The Family Resources Survey (FRS) is a continuous household survey which collects information on a representative sample of private households in the UK. Detailed information is recorded on respondents’ income from all sources:
- housing tenure
- caring needs and responsibilities
- spending on housing
- pension scheme participation
- family circumstances
- child maintenance
The survey is conducted in respondents’ homes. In the latest 3-year period, 2014/15 to 2016/17, the FRS sample consisted of just over 58,000 households in the UK. It has a financial-year survey period with surveys conducted throughout the year and is cross-sectional (a ‘snapshot’ of households over the year). Individuals are not followed up for later surveys.
Estimates are subject to sampling error and non-sampling bias. The FRS only covers private households. Therefore, individuals who live in communal accommodation like care homes or have no fixed address (for example, who are homeless) are not included in these results.
Households where every resident aged 16 years and over responds to the questions are classed as fully co-operating. Only households with full co-operation are included in the analysis. This may introduce some error, as the characteristics of individuals living in households which do not respond fully may be different to those who fully co-operate. Therefore, the sample will be more representative of those who do respond fully. Overall, 54% of households fully co-operated with the survey, meaning there was a sample size of 19,387 households in 2016/17.
Results derived from a low number of responses are more likely to be affected by statistical variation, so observed changes might not reflect real differences. As such, caution is needed when interpreting short-term trends in the data, especially for subgroups (for example, a specific ethnic group, age group and gender). Using a 3-year average for income minimises the risks due to uncertainty.

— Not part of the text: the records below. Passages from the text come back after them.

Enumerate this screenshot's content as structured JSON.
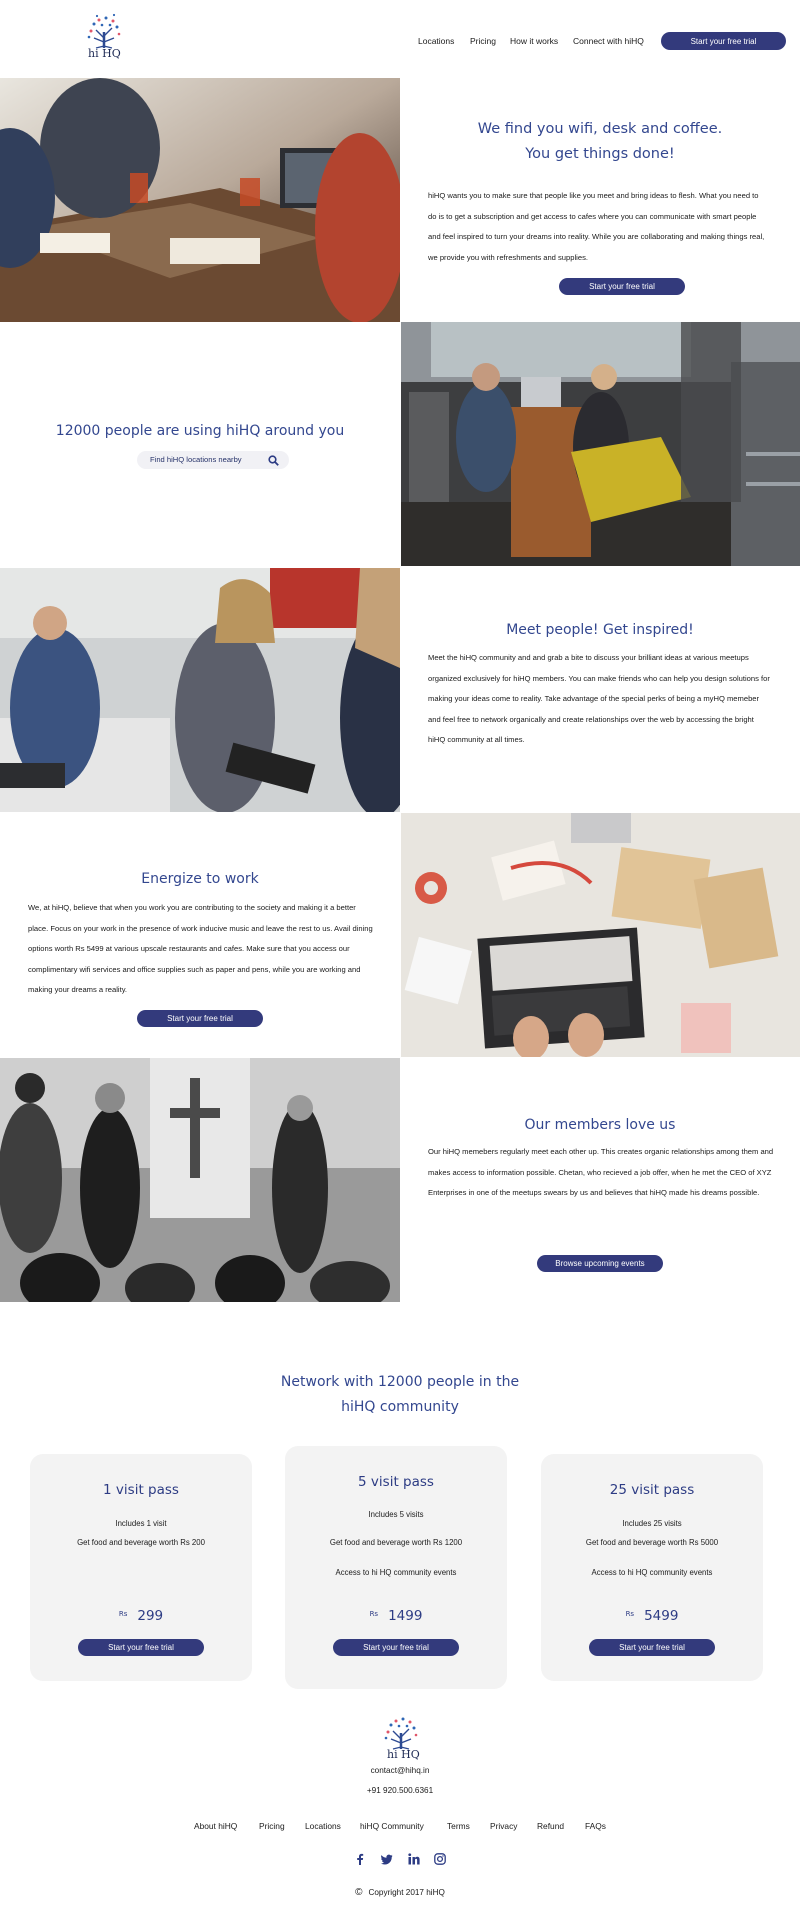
{
  "header": {
    "logo_text": "hi HQ",
    "nav": [
      "Locations",
      "Pricing",
      "How it works",
      "Connect with hiHQ"
    ],
    "cta": "Start your free trial"
  },
  "sections": {
    "wifi": {
      "heading_line1": "We find you wifi, desk and coffee.",
      "heading_line2": "You get things done!",
      "body": "hiHQ wants you to make sure that people like you meet and bring ideas to flesh. What you need to do is to get a subscription and get access to cafes where you can communicate with smart people and feel inspired to turn your dreams into reality. While you are collaborating and making things real, we provide you with refreshments and supplies.",
      "cta": "Start your free trial"
    },
    "people": {
      "heading": "12000 people are using hiHQ around you",
      "search_placeholder": "Find hiHQ locations nearby"
    },
    "meet": {
      "heading": "Meet people! Get inspired!",
      "body": "Meet the hiHQ community and and grab a bite to discuss your brilliant ideas at various meetups organized exclusively for hiHQ members. You can make friends who can help you design solutions for making your ideas come to reality. Take advantage of the special perks of being a myHQ memeber and feel free to network organically and create relationships over the web by accessing the bright hiHQ community at all times."
    },
    "energize": {
      "heading": "Energize to work",
      "body": "We, at hiHQ, believe that when you work you are contributing to the society and making it a better place. Focus on your work in the presence of work inducive music and leave the rest to us. Avail dining options worth Rs 5499 at various upscale restaurants and cafes. Make sure that you access our complimentary wifi services and office supplies such as paper and pens, while you are working and making your dreams a reality.",
      "cta": "Start your free trial"
    },
    "members": {
      "heading": "Our members love us",
      "body": "Our hiHQ memebers regularly meet each other up. This creates organic relationships among them and makes access to information possible. Chetan, who recieved a job offer, when he met the CEO of XYZ Enterprises in one of the meetups swears by us and believes that hiHQ made his dreams possible.",
      "cta": "Browse upcoming events"
    }
  },
  "pricing": {
    "heading_line1": "Network with 12000 people in the",
    "heading_line2": "hiHQ community",
    "plans": [
      {
        "title": "1 visit pass",
        "lines": [
          "Includes 1 visit",
          "Get food and beverage worth Rs 200"
        ],
        "currency": "Rs",
        "price": "299",
        "cta": "Start your free trial"
      },
      {
        "title": "5 visit pass",
        "lines": [
          "Includes 5 visits",
          "Get food and beverage worth Rs 1200",
          "Access to hi HQ community events"
        ],
        "currency": "Rs",
        "price": "1499",
        "cta": "Start your free trial"
      },
      {
        "title": "25 visit pass",
        "lines": [
          "Includes 25 visits",
          "Get food and beverage worth Rs 5000",
          "Access to hi HQ community events"
        ],
        "currency": "Rs",
        "price": "5499",
        "cta": "Start your free trial"
      }
    ]
  },
  "footer": {
    "logo_text": "hi HQ",
    "email": "contact@hihq.in",
    "phone": "+91 920.500.6361",
    "links": [
      "About hiHQ",
      "Pricing",
      "Locations",
      "hiHQ Community",
      "Terms",
      "Privacy",
      "Refund",
      "FAQs"
    ],
    "social_icons": [
      "facebook-icon",
      "twitter-icon",
      "linkedin-icon",
      "instagram-icon"
    ],
    "copyright_symbol": "©",
    "copyright": "Copyright 2017 hiHQ"
  },
  "colors": {
    "brand": "#333a7c",
    "heading": "#33478f",
    "card_bg": "#f3f3f3"
  }
}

As the data is presented as a 3-year average, no statistical tests have been carried out to determine whether the estimates taken from the survey are statistically significantly different from one another.
In other words, as the results are based on a sample of the population, without further testing it isn’t possible to determine whether any differences observed would likely be seen across the entire population. This means that conclusions about differences between groups cannot be drawn. However, the data is still useful because it indicates where differences between ethnic groups might exist.
Weighting is used to adjust the results of a survey to make them representative of the population and improve their accuracy.
For example, a survey which contains 25% women and 75% men will not accurately reflect the views of the general population, which we know has an even 50/50 split.
Statisticians rebalance or ‘weight’ the survey results to more accurately represent the general population. This helps to make them more reliable.
Survey weights are usually applied to make sure the survey sample has broadly the same gender, age, ethnic and geographic make up as the general population.’
Suppression rules and disclosure control
Any values based on fewer than 100 responses have been suppressed.
Percentages are given to the nearest whole percentage point. Due to this rounding, some figures may not add up to 100.
Family Resources Survey with previous years' data and background informationQuality and methodology information